The average return on the stock market was about 10% per year for the last century. So with a portfolio of stocks it does seem achievable. In the graph below you can see how the goal of $600.000 can be reached. As you can see, reaching such a goal is mainly a matter of patience. Especially in the first year the accumulation is slow.

Wealth accumulation
Accumulating your first €100.000 takes atleast 11 years. Afterwards compound interest causes an acceleration towards the end.

5. Build a portfolio

Now that we know the return on investment we need to make, it is time to build an investment portfolio. The average return you need also determines the amount of risk you will need to accept. It is far easier to consistently get returns of about 5% then it is to strive for returns of 25% per year.

Be realistic with the return on investment you can expect. Otherwise your portfolio will be comprised of risky assets which could end in big losses.

Building a portfolio has already been adressed in a series of posts on InvestAdvice.net. Check these posts here:

7. Evaluate on a yearly basis
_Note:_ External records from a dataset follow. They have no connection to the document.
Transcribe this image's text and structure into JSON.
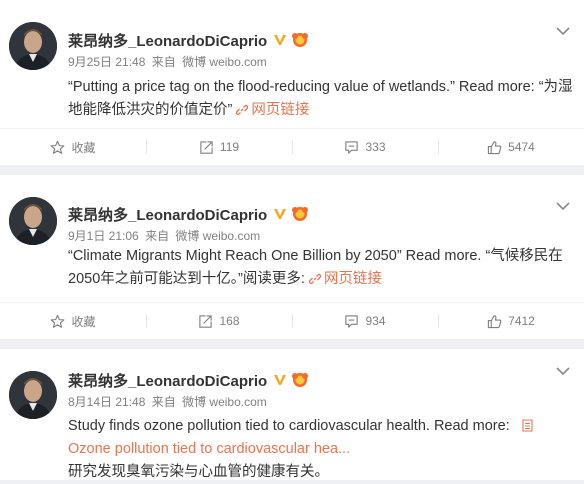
{
  "posts": [
    {
      "author": "莱昂纳多_LeonardoDiCaprio",
      "time": "9月25日 21:48",
      "from_label": "来自",
      "source": "微博 weibo.com",
      "text_before": "“Putting a price tag on the flood-reducing value of wetlands.” Read more: “为湿地能降低洪灾的价值定价”",
      "link_label": "网页链接",
      "actions": {
        "favorite": "收藏",
        "repost": "119",
        "comment": "333",
        "like": "5474"
      }
    },
    {
      "author": "莱昂纳多_LeonardoDiCaprio",
      "time": "9月1日 21:06",
      "from_label": "来自",
      "source": "微博 weibo.com",
      "text_before": "“Climate Migrants Might Reach One Billion by 2050” Read more. “气候移民在2050年之前可能达到十亿。”阅读更多:",
      "link_label": "网页链接",
      "actions": {
        "favorite": "收藏",
        "repost": "168",
        "comment": "934",
        "like": "7412"
      }
    },
    {
      "author": "莱昂纳多_LeonardoDiCaprio",
      "time": "8月14日 21:48",
      "from_label": "来自",
      "source": "微博 weibo.com",
      "text_before": "Study finds ozone pollution tied to cardiovascular health. Read more:",
      "link_label": "Ozone pollution tied to cardiovascular hea...",
      "text_after": "研究发现臭氧污染与心血管的健康有关。"
    }
  ],
  "colors": {
    "link": "#eb7350",
    "verified_badge": "#f5a623",
    "meta_text": "#808080",
    "feed_bg": "#eef0f3"
  },
  "icons": {
    "favorite": "star-icon",
    "repost": "repost-icon",
    "comment": "comment-icon",
    "like": "thumbs-up-icon",
    "link": "link-icon",
    "menu": "chevron-down-icon"
  }
}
Nothing is more unpredictable than life itself. A good theoretical plan can be completely destroyed by unexpected events. Therefore it’s necessary to evaluate at least once per year if the initial plan is still feasable. If it all seems to be falling apart, you can do a number of things:

  • Increase income; Lower expenses
  • Accept the fact that reaching financial independence will take more time
  • Review your investment portfolio (but beware of risk)
  • Take a break and reassess your initial plan…
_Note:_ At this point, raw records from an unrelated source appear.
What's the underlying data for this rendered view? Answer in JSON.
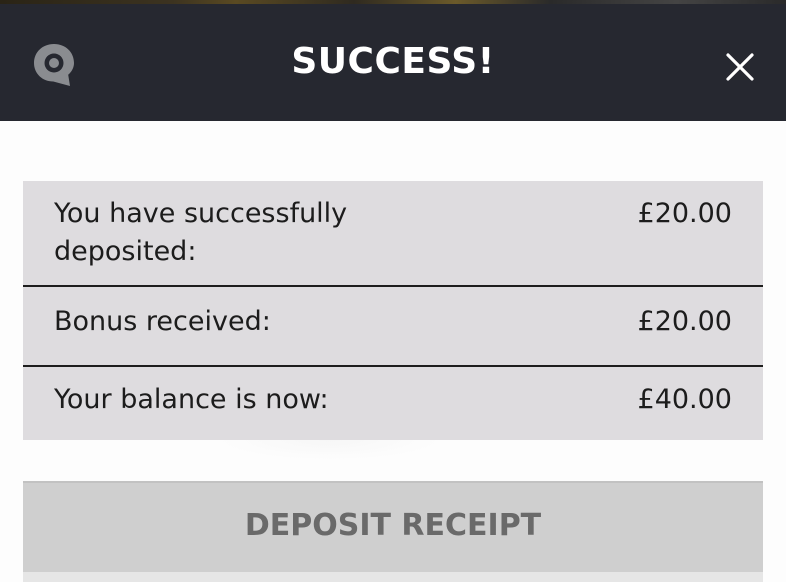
{
  "header": {
    "title": "SUCCESS!",
    "logo_icon": "chat-bubble-logo-icon",
    "close_icon": "close-icon",
    "background_color": "#262830",
    "title_color": "#ffffff"
  },
  "summary": {
    "rows": [
      {
        "label": "You have successfully deposited:",
        "value": "£20.00"
      },
      {
        "label": "Bonus received:",
        "value": "£20.00"
      },
      {
        "label": "Your balance is now:",
        "value": "£40.00"
      }
    ],
    "background_color": "#dedcdf"
  },
  "actions": {
    "receipt_label": "DEPOSIT RECEIPT",
    "receipt_background": "#cfcfcf",
    "receipt_text_color": "#6a6a6a"
  }
}
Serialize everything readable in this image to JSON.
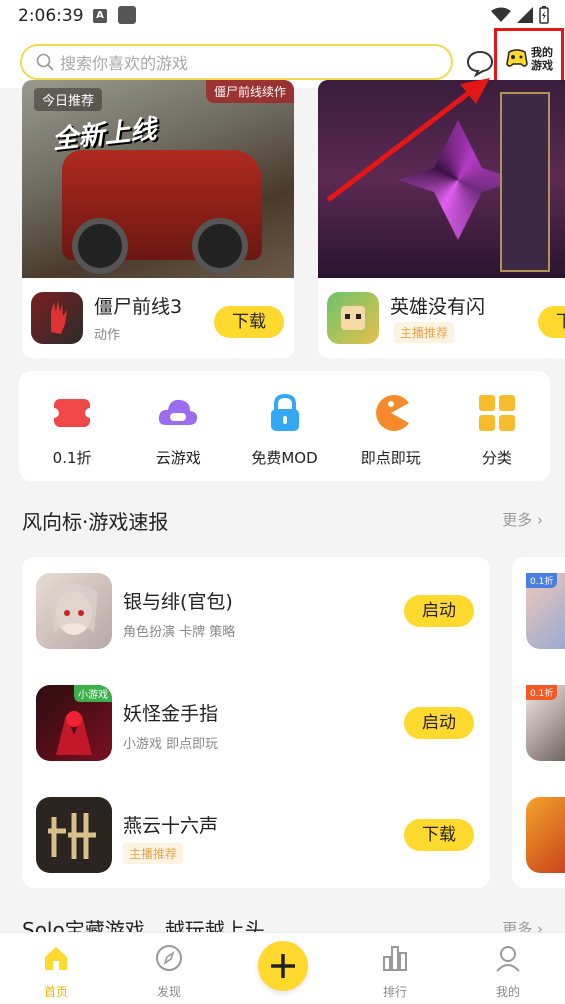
{
  "status_bar": {
    "time": "2:06:39",
    "a_badge": "A"
  },
  "header": {
    "search_placeholder": "搜索你喜欢的游戏",
    "my_games_line1": "我的",
    "my_games_line2": "游戏"
  },
  "featured": [
    {
      "badge": "今日推荐",
      "tag": "僵尸前线续作",
      "headline": "全新上线",
      "name": "僵尸前线3",
      "category": "动作",
      "button": "下载"
    },
    {
      "name": "英雄没有闪",
      "tag": "主播推荐",
      "button": "下载"
    }
  ],
  "categories": [
    {
      "label": "0.1折",
      "icon": "discount-ticket-icon",
      "color": "#f04848"
    },
    {
      "label": "云游戏",
      "icon": "cloud-gamepad-icon",
      "color": "#9b6cf0"
    },
    {
      "label": "免费MOD",
      "icon": "lock-icon",
      "color": "#35a8f5"
    },
    {
      "label": "即点即玩",
      "icon": "pacman-icon",
      "color": "#f58a2a"
    },
    {
      "label": "分类",
      "icon": "grid-icon",
      "color": "#f7bb2c"
    }
  ],
  "section1": {
    "title": "风向标·游戏速报",
    "more": "更多",
    "items": [
      {
        "name": "银与绯(官包)",
        "tags": "角色扮演   卡牌   策略",
        "button": "启动"
      },
      {
        "name": "妖怪金手指",
        "tags": "小游戏   即点即玩",
        "badge": "小游戏",
        "button": "启动"
      },
      {
        "name": "燕云十六声",
        "tag": "主播推荐",
        "button": "下载"
      }
    ],
    "peek_badges": [
      "0.1折",
      "0.1折"
    ]
  },
  "section2": {
    "title": "Solo宝藏游戏，越玩越上头",
    "more": "更多"
  },
  "nav": [
    {
      "label": "首页",
      "active": true
    },
    {
      "label": "发现"
    },
    {
      "label": ""
    },
    {
      "label": "排行"
    },
    {
      "label": "我的"
    }
  ],
  "colors": {
    "accent": "#ffd92e",
    "highlight_box": "#e51616",
    "arrow": "#e51616"
  }
}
Beware that the balance between income and expenses is the most important factor when it comes to financial independence. The higher your savings rate, the more you can invest each month. It will bring financial independence ever closer. Even your return on investment is of less importance.

A last warning

Many people tend to become obsessed about the idea of financial independence. A quick way to get there is by taking on a highly payed, extremely stressful job without spending a dime anymore. You accumulate wealth at an astounding rate if you choose to do that.

Just beware that those years of stress are not worth it. You can do a lot more with your life while your still young. It’s better to postpone financial independence for a while than to destroy your body from stress. Live a little, even though those expenses may not fit the plan for independence…